++++ THE RECORDS

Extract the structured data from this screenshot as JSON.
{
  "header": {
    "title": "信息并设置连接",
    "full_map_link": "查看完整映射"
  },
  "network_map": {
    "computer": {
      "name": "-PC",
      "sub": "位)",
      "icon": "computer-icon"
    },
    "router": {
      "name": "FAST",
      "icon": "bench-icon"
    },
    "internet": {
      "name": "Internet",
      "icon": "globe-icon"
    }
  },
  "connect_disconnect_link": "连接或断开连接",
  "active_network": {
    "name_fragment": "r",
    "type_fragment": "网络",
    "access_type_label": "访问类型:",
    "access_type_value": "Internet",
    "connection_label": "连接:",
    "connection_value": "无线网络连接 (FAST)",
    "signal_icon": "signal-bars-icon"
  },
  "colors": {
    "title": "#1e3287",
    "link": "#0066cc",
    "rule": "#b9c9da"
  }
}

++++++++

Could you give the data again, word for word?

Extract the structured data from this screenshot as JSON.
{
  "header": {
    "title": "信息并设置连接",
    "full_map_link": "查看完整映射"
  },
  "network_map": {
    "computer": {
      "name": "-PC",
      "sub": "位)",
      "icon": "computer-icon"
    },
    "router": {
      "name": "FAST",
      "icon": "bench-icon"
    },
    "internet": {
      "name": "Internet",
      "icon": "globe-icon"
    }
  },
  "connect_disconnect_link": "连接或断开连接",
  "active_network": {
    "name_fragment": "r",
    "type_fragment": "网络",
    "access_type_label": "访问类型:",
    "access_type_value": "Internet",
    "connection_label": "连接:",
    "connection_value": "无线网络连接 (FAST)",
    "signal_icon": "signal-bars-icon"
  },
  "colors": {
    "title": "#1e3287",
    "link": "#0066cc",
    "rule": "#b9c9da"
  }
}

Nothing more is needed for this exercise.